A matrix is said to have a saddlepoint if an element is the smallest element in its row and the largest element in its column. For example, 0.546 is a saddlepoint in the matrix below because it is the smallest element in the third row and the largest element in the first column.

In [1], Goldman considers the probability of an *m* by *n* matrix having a saddlepoint if its elements are chosen independently at random from the same continuous distribution.
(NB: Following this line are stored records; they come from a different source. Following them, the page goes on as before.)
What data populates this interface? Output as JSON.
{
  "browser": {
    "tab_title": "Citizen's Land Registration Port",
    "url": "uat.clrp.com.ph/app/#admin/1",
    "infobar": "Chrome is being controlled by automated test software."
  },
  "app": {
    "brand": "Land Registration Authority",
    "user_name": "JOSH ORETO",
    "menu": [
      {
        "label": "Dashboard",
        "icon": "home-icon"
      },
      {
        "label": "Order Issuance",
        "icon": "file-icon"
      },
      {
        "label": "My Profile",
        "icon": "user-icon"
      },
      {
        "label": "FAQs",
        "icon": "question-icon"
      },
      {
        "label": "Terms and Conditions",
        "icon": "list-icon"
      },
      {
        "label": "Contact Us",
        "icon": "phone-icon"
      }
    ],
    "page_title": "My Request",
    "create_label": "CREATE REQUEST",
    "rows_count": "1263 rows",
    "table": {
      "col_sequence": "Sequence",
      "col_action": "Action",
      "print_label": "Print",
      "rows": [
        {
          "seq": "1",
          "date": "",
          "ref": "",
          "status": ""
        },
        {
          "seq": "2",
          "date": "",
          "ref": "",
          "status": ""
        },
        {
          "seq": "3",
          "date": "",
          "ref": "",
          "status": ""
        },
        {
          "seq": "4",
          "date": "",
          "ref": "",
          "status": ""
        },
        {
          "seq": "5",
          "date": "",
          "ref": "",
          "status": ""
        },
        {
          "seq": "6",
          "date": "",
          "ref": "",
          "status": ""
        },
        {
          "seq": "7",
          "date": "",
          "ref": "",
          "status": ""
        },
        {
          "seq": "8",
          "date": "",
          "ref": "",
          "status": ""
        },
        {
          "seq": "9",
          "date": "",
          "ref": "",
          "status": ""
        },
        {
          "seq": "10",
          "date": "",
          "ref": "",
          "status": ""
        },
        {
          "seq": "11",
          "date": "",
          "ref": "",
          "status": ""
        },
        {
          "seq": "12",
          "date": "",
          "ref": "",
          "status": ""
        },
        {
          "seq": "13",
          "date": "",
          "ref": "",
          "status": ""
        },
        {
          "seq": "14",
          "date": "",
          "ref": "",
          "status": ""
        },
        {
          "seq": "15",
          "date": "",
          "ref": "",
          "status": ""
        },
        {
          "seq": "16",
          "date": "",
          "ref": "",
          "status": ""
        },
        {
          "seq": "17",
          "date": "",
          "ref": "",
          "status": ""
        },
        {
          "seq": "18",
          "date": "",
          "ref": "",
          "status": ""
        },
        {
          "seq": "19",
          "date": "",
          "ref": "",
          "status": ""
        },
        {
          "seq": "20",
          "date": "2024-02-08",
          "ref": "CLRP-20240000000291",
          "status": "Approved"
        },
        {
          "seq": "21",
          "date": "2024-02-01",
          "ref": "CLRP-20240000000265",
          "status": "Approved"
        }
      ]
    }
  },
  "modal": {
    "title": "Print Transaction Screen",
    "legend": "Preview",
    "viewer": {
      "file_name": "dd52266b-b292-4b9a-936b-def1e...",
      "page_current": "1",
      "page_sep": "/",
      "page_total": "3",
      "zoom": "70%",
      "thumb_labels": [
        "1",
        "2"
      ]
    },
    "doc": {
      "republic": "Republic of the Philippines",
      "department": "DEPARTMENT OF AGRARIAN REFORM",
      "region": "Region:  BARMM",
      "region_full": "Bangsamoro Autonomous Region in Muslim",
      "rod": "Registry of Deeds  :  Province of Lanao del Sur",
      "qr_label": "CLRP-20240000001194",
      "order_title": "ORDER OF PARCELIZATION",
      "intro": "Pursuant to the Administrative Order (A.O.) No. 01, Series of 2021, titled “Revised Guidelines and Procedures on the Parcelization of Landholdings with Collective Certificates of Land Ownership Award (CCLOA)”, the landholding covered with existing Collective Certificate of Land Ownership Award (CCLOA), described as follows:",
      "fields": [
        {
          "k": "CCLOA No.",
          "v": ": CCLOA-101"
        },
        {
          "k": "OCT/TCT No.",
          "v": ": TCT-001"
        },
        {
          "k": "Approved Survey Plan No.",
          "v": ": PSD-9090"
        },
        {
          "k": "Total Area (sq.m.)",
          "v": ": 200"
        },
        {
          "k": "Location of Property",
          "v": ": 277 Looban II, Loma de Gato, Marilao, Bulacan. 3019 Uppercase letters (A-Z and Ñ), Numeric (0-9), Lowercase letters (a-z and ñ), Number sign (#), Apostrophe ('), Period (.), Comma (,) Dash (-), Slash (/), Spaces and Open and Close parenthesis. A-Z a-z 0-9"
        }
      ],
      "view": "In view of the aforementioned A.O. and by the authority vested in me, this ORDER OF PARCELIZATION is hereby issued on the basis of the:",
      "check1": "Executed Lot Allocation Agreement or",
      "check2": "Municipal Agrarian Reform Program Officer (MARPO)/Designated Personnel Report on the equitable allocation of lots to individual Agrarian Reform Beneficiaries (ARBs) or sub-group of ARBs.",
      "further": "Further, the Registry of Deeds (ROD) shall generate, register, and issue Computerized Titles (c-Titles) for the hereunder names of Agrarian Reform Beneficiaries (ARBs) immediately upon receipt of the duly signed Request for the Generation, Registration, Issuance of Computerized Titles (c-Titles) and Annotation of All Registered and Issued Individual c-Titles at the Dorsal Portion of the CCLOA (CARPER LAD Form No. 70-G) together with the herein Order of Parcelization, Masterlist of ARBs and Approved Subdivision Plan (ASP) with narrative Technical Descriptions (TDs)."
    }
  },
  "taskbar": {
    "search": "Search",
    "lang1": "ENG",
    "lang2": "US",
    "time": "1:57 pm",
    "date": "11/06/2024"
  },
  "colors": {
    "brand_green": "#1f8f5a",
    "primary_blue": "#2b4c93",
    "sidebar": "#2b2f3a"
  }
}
He reports this probability as

but it may be easier to interpret as

When *m* and *n* are large, the binomial coefficient in the denominator is very large.

For square matrices, *m* and *n* are equal, and the probability above is 2*n/*(*n* + 1) divided by the *n*th Catalan number *C*_{n}.

A couple years ago I wrote about bounds on the middle binomial coefficient

by E. T. H. Wang. These bounds let us conclude that *P*(*n*, *n*), the probability of an *n* by *n* matrix having a saddlepoint, is bounded as follows.

Here’s a plot of *P*(*n*, *n*) and its bounds.

This shows that the probability goes to zero exponentially as *n* increases, being impossible to visually distinguish from 0 in the plot above when *n* = 8.

The upper bound on *P*(*n*, *n*) based on Wang’s inequalities is tighter than the corresponding lower bound. This is because Wang’s *lower* bound on the middle binomial coefficient is tighter (see plot here) and we’ve taken reciprocals.

## Simulation

The theory above says that if we generate 4 by 3 matrices with independent normal random values, each matrix with have a saddle point with probability 1/5. The following code generates 10,000 random 4 by 3 matrices and counts what proportion have a saddle point.

import numpy as np from scipy.stats import norm def has_saddlepoint(M): m, n = M.shape row_min_index = [np.argmin(M[i,:]) for i in range(m)] col_max_index = [np.argmax(M[:,j]) for j in range(n)] for i in range(m): if col_max_index[row_min_index[i]] == i: return True return False m, n = 4, 3 N = 10000 saddlepoints = 0 for _ in range(N): M = norm.rvs(size=(m,n)) if has_saddlepoint(M): saddlepoints += 1 print(saddlepoints / N)

When I ran this, I got 0.1997, very close to the expected value.

## More on random matrices

- Circular law for random matrices
- Eigenvalues of symmetric Gaussian matrices
- Spectra of random graphs

[1] A. J. Goldman. The Probability of a Saddlepoint. The American Mathematical Monthly, Vol. 64, No. 10, pp. 729-730

Pardon my ignorance, but what is the semantic of a saddlepoint? What does it say about the characteristics of the physical object that the matrix models? And surely the numerical values of actual matrices that would occur in real-world calculations are not random, but semantically correlated?